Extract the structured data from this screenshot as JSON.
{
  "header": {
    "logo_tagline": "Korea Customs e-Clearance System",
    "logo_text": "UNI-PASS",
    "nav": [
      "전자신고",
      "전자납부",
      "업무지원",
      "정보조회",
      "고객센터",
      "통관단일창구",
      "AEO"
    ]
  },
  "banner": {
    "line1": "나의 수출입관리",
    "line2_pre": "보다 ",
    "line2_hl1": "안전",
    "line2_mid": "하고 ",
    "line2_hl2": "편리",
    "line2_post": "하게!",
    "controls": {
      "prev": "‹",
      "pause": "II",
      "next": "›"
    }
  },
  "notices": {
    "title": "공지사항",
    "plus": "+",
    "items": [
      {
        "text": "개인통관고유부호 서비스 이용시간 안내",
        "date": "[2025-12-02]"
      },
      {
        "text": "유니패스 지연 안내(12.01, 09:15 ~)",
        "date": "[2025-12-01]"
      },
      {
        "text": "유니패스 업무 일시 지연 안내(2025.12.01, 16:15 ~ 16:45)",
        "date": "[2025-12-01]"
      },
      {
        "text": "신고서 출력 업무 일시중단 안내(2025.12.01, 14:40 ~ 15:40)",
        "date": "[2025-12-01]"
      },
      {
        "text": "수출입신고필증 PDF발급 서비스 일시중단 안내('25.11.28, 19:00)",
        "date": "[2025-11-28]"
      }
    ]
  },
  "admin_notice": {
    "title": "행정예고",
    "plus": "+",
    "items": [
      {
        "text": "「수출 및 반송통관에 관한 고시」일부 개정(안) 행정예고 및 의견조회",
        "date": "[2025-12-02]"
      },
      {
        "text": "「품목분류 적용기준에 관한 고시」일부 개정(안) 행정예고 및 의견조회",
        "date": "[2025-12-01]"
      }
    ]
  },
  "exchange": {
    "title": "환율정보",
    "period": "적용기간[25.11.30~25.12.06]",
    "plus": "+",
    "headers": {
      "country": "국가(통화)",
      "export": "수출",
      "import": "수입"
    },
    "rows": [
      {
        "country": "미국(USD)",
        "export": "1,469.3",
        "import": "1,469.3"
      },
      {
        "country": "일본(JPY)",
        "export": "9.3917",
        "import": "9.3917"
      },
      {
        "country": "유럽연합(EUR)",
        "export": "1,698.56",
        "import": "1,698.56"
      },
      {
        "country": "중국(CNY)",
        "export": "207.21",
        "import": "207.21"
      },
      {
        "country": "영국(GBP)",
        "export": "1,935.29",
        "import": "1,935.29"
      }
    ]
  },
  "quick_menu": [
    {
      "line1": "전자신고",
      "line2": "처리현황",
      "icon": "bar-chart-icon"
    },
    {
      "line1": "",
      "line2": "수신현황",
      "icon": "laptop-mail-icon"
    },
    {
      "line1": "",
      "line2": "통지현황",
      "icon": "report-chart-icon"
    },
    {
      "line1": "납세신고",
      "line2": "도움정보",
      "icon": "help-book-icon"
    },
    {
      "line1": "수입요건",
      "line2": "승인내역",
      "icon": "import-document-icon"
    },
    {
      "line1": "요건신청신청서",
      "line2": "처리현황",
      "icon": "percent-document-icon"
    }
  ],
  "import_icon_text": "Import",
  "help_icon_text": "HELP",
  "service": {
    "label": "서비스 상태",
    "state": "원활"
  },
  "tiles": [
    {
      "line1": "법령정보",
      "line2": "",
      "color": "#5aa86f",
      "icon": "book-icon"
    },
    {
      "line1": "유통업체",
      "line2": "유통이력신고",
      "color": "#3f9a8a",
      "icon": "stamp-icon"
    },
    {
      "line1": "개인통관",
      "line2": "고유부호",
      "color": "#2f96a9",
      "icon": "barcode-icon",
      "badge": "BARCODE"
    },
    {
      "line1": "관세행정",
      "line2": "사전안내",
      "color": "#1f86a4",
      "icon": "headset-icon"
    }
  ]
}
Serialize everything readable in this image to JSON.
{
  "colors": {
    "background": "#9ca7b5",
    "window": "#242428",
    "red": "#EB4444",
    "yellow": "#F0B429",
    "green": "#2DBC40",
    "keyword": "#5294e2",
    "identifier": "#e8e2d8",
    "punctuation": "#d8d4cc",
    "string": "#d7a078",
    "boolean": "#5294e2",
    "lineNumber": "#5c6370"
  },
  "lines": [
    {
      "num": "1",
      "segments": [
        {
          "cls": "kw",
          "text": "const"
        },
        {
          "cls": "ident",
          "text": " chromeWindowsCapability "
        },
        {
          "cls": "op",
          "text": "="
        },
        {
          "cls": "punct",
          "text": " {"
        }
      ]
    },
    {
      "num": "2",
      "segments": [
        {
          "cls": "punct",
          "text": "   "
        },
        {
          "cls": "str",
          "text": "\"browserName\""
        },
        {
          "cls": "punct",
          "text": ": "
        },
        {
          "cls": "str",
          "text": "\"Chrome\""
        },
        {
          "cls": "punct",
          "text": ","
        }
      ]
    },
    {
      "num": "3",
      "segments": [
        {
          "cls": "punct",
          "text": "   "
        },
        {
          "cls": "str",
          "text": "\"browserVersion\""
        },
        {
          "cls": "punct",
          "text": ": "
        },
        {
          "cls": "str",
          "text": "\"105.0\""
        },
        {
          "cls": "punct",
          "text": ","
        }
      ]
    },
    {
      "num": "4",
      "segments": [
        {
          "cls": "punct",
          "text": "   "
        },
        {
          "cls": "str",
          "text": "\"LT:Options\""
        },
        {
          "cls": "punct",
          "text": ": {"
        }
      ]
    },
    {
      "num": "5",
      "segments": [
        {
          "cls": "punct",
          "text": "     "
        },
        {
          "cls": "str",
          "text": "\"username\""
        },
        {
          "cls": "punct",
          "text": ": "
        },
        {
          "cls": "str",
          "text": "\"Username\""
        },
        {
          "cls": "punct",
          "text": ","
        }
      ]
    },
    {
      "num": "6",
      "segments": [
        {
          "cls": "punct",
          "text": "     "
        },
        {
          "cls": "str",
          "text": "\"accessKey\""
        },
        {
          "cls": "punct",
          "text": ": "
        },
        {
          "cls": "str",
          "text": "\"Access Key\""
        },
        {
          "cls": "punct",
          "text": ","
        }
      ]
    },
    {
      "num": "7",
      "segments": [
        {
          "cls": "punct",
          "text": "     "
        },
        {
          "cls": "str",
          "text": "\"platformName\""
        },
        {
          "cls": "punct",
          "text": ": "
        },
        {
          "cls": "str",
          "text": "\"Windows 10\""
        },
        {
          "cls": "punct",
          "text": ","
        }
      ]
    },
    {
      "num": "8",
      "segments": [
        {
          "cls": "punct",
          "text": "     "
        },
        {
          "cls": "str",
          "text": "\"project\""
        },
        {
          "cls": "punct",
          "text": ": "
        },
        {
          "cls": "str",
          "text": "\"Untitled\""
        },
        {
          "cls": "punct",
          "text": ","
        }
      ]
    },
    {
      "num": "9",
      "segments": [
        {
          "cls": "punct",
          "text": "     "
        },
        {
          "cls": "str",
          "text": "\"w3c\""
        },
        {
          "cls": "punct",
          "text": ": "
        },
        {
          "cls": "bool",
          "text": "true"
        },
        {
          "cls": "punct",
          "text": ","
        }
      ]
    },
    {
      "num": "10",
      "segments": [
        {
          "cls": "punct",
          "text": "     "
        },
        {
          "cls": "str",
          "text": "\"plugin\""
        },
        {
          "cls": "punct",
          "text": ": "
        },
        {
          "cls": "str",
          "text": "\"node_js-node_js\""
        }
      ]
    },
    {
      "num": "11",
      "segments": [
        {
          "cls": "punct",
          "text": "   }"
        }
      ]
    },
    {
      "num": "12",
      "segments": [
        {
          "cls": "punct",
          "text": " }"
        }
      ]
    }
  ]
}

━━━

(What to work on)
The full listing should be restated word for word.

(Solution to this problem)
Extract the structured data from this screenshot as JSON.
{
  "header": {
    "logo_tagline": "Korea Customs e-Clearance System",
    "logo_text": "UNI-PASS",
    "nav": [
      "전자신고",
      "전자납부",
      "업무지원",
      "정보조회",
      "고객센터",
      "통관단일창구",
      "AEO"
    ]
  },
  "banner": {
    "line1": "나의 수출입관리",
    "line2_pre": "보다 ",
    "line2_hl1": "안전",
    "line2_mid": "하고 ",
    "line2_hl2": "편리",
    "line2_post": "하게!",
    "controls": {
      "prev": "‹",
      "pause": "II",
      "next": "›"
    }
  },
  "notices": {
    "title": "공지사항",
    "plus": "+",
    "items": [
      {
        "text": "개인통관고유부호 서비스 이용시간 안내",
        "date": "[2025-12-02]"
      },
      {
        "text": "유니패스 지연 안내(12.01, 09:15 ~)",
        "date": "[2025-12-01]"
      },
      {
        "text": "유니패스 업무 일시 지연 안내(2025.12.01, 16:15 ~ 16:45)",
        "date": "[2025-12-01]"
      },
      {
        "text": "신고서 출력 업무 일시중단 안내(2025.12.01, 14:40 ~ 15:40)",
        "date": "[2025-12-01]"
      },
      {
        "text": "수출입신고필증 PDF발급 서비스 일시중단 안내('25.11.28, 19:00)",
        "date": "[2025-11-28]"
      }
    ]
  },
  "admin_notice": {
    "title": "행정예고",
    "plus": "+",
    "items": [
      {
        "text": "「수출 및 반송통관에 관한 고시」일부 개정(안) 행정예고 및 의견조회",
        "date": "[2025-12-02]"
      },
      {
        "text": "「품목분류 적용기준에 관한 고시」일부 개정(안) 행정예고 및 의견조회",
        "date": "[2025-12-01]"
      }
    ]
  },
  "exchange": {
    "title": "환율정보",
    "period": "적용기간[25.11.30~25.12.06]",
    "plus": "+",
    "headers": {
      "country": "국가(통화)",
      "export": "수출",
      "import": "수입"
    },
    "rows": [
      {
        "country": "미국(USD)",
        "export": "1,469.3",
        "import": "1,469.3"
      },
      {
        "country": "일본(JPY)",
        "export": "9.3917",
        "import": "9.3917"
      },
      {
        "country": "유럽연합(EUR)",
        "export": "1,698.56",
        "import": "1,698.56"
      },
      {
        "country": "중국(CNY)",
        "export": "207.21",
        "import": "207.21"
      },
      {
        "country": "영국(GBP)",
        "export": "1,935.29",
        "import": "1,935.29"
      }
    ]
  },
  "quick_menu": [
    {
      "line1": "전자신고",
      "line2": "처리현황",
      "icon": "bar-chart-icon"
    },
    {
      "line1": "",
      "line2": "수신현황",
      "icon": "laptop-mail-icon"
    },
    {
      "line1": "",
      "line2": "통지현황",
      "icon": "report-chart-icon"
    },
    {
      "line1": "납세신고",
      "line2": "도움정보",
      "icon": "help-book-icon"
    },
    {
      "line1": "수입요건",
      "line2": "승인내역",
      "icon": "import-document-icon"
    },
    {
      "line1": "요건신청신청서",
      "line2": "처리현황",
      "icon": "percent-document-icon"
    }
  ],
  "import_icon_text": "Import",
  "help_icon_text": "HELP",
  "service": {
    "label": "서비스 상태",
    "state": "원활"
  },
  "tiles": [
    {
      "line1": "법령정보",
      "line2": "",
      "color": "#5aa86f",
      "icon": "book-icon"
    },
    {
      "line1": "유통업체",
      "line2": "유통이력신고",
      "color": "#3f9a8a",
      "icon": "stamp-icon"
    },
    {
      "line1": "개인통관",
      "line2": "고유부호",
      "color": "#2f96a9",
      "icon": "barcode-icon",
      "badge": "BARCODE"
    },
    {
      "line1": "관세행정",
      "line2": "사전안내",
      "color": "#1f86a4",
      "icon": "headset-icon"
    }
  ]
}
Serialize everything readable in this image to JSON.
{
  "colors": {
    "background": "#9ca7b5",
    "window": "#242428",
    "red": "#EB4444",
    "yellow": "#F0B429",
    "green": "#2DBC40",
    "keyword": "#5294e2",
    "identifier": "#e8e2d8",
    "punctuation": "#d8d4cc",
    "string": "#d7a078",
    "boolean": "#5294e2",
    "lineNumber": "#5c6370"
  },
  "lines": [
    {
      "num": "1",
      "segments": [
        {
          "cls": "kw",
          "text": "const"
        },
        {
          "cls": "ident",
          "text": " chromeWindowsCapability "
        },
        {
          "cls": "op",
          "text": "="
        },
        {
          "cls": "punct",
          "text": " {"
        }
      ]
    },
    {
      "num": "2",
      "segments": [
        {
          "cls": "punct",
          "text": "   "
        },
        {
          "cls": "str",
          "text": "\"browserName\""
        },
        {
          "cls": "punct",
          "text": ": "
        },
        {
          "cls": "str",
          "text": "\"Chrome\""
        },
        {
          "cls": "punct",
          "text": ","
        }
      ]
    },
    {
      "num": "3",
      "segments": [
        {
          "cls": "punct",
          "text": "   "
        },
        {
          "cls": "str",
          "text": "\"browserVersion\""
        },
        {
          "cls": "punct",
          "text": ": "
        },
        {
          "cls": "str",
          "text": "\"105.0\""
        },
        {
          "cls": "punct",
          "text": ","
        }
      ]
    },
    {
      "num": "4",
      "segments": [
        {
          "cls": "punct",
          "text": "   "
        },
        {
          "cls": "str",
          "text": "\"LT:Options\""
        },
        {
          "cls": "punct",
          "text": ": {"
        }
      ]
    },
    {
      "num": "5",
      "segments": [
        {
          "cls": "punct",
          "text": "     "
        },
        {
          "cls": "str",
          "text": "\"username\""
        },
        {
          "cls": "punct",
          "text": ": "
        },
        {
          "cls": "str",
          "text": "\"Username\""
        },
        {
          "cls": "punct",
          "text": ","
        }
      ]
    },
    {
      "num": "6",
      "segments": [
        {
          "cls": "punct",
          "text": "     "
        },
        {
          "cls": "str",
          "text": "\"accessKey\""
        },
        {
          "cls": "punct",
          "text": ": "
        },
        {
          "cls": "str",
          "text": "\"Access Key\""
        },
        {
          "cls": "punct",
          "text": ","
        }
      ]
    },
    {
      "num": "7",
      "segments": [
        {
          "cls": "punct",
          "text": "     "
        },
        {
          "cls": "str",
          "text": "\"platformName\""
        },
        {
          "cls": "punct",
          "text": ": "
        },
        {
          "cls": "str",
          "text": "\"Windows 10\""
        },
        {
          "cls": "punct",
          "text": ","
        }
      ]
    },
    {
      "num": "8",
      "segments": [
        {
          "cls": "punct",
          "text": "     "
        },
        {
          "cls": "str",
          "text": "\"project\""
        },
        {
          "cls": "punct",
          "text": ": "
        },
        {
          "cls": "str",
          "text": "\"Untitled\""
        },
        {
          "cls": "punct",
          "text": ","
        }
      ]
    },
    {
      "num": "9",
      "segments": [
        {
          "cls": "punct",
          "text": "     "
        },
        {
          "cls": "str",
          "text": "\"w3c\""
        },
        {
          "cls": "punct",
          "text": ": "
        },
        {
          "cls": "bool",
          "text": "true"
        },
        {
          "cls": "punct",
          "text": ","
        }
      ]
    },
    {
      "num": "10",
      "segments": [
        {
          "cls": "punct",
          "text": "     "
        },
        {
          "cls": "str",
          "text": "\"plugin\""
        },
        {
          "cls": "punct",
          "text": ": "
        },
        {
          "cls": "str",
          "text": "\"node_js-node_js\""
        }
      ]
    },
    {
      "num": "11",
      "segments": [
        {
          "cls": "punct",
          "text": "   }"
        }
      ]
    },
    {
      "num": "12",
      "segments": [
        {
          "cls": "punct",
          "text": " }"
        }
      ]
    }
  ]
}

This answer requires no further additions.